■ What is needed: Every line of the data below that holds the string "website" needs to be reported.

■ Records supplied:
'''

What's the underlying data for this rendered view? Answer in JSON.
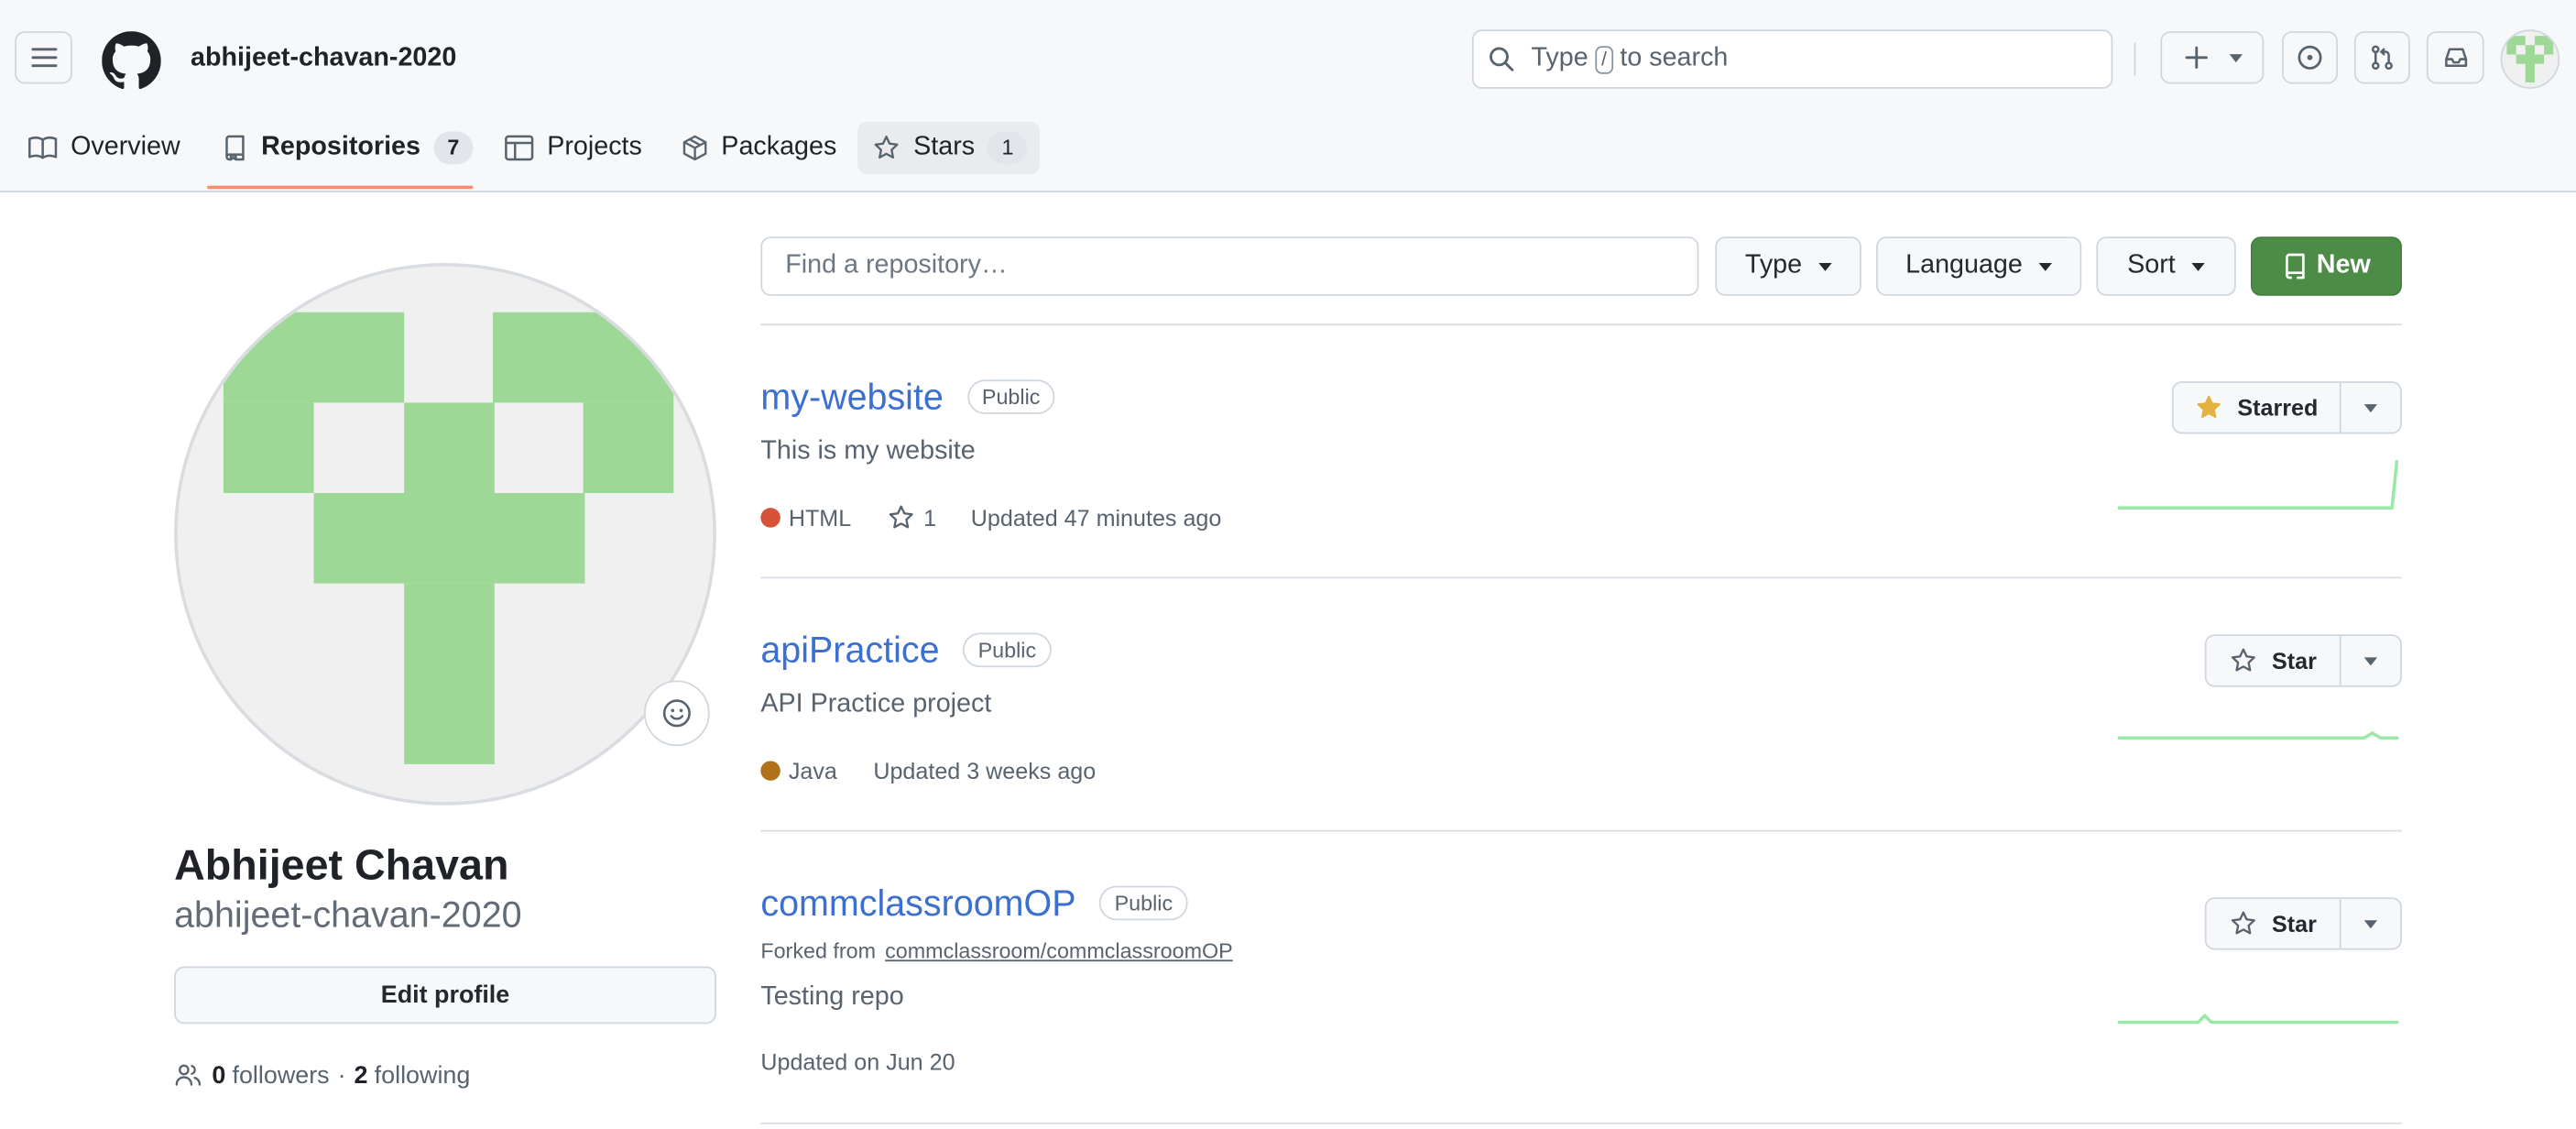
{
  "header": {
    "username": "abhijeet-chavan-2020",
    "search_placeholder": "Type / to search",
    "search_prefix": "Type",
    "search_key": "/",
    "search_suffix": "to search"
  },
  "tabs": [
    {
      "label": "Overview"
    },
    {
      "label": "Repositories",
      "count": "7",
      "selected": true
    },
    {
      "label": "Projects"
    },
    {
      "label": "Packages"
    },
    {
      "label": "Stars",
      "count": "1"
    }
  ],
  "profile": {
    "full_name": "Abhijeet Chavan",
    "username": "abhijeet-chavan-2020",
    "edit_label": "Edit profile",
    "followers_count": "0",
    "followers_label": "followers",
    "separator": "·",
    "following_count": "2",
    "following_label": "following"
  },
  "filters": {
    "search_placeholder": "Find a repository…",
    "type_label": "Type",
    "language_label": "Language",
    "sort_label": "Sort",
    "new_label": "New"
  },
  "repos": [
    {
      "name": "my-website",
      "visibility": "Public",
      "description": "This is my website",
      "language": "HTML",
      "language_color": "#e34c26",
      "stars": "1",
      "updated": "Updated 47 minutes ago",
      "star_label": "Starred"
    },
    {
      "name": "apiPractice",
      "visibility": "Public",
      "description": "API Practice project",
      "language": "Java",
      "language_color": "#b07219",
      "updated": "Updated 3 weeks ago",
      "star_label": "Star"
    },
    {
      "name": "commclassroomOP",
      "visibility": "Public",
      "forked_prefix": "Forked from",
      "forked_from": "commclassroom/commclassroomOP",
      "description": "Testing repo",
      "updated": "Updated on Jun 20",
      "star_label": "Star"
    }
  ],
  "colors": {
    "accent_tab_underline": "#fd8c73",
    "new_button": "#4c8c47",
    "link": "#3b6fd1",
    "avatar_green": "#9dd896",
    "sparkline": "#9be9a8",
    "starred_icon": "#e3b341"
  }
}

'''

■ Result for this exercise:
      "name": "my-website",
      "description": "This is my website",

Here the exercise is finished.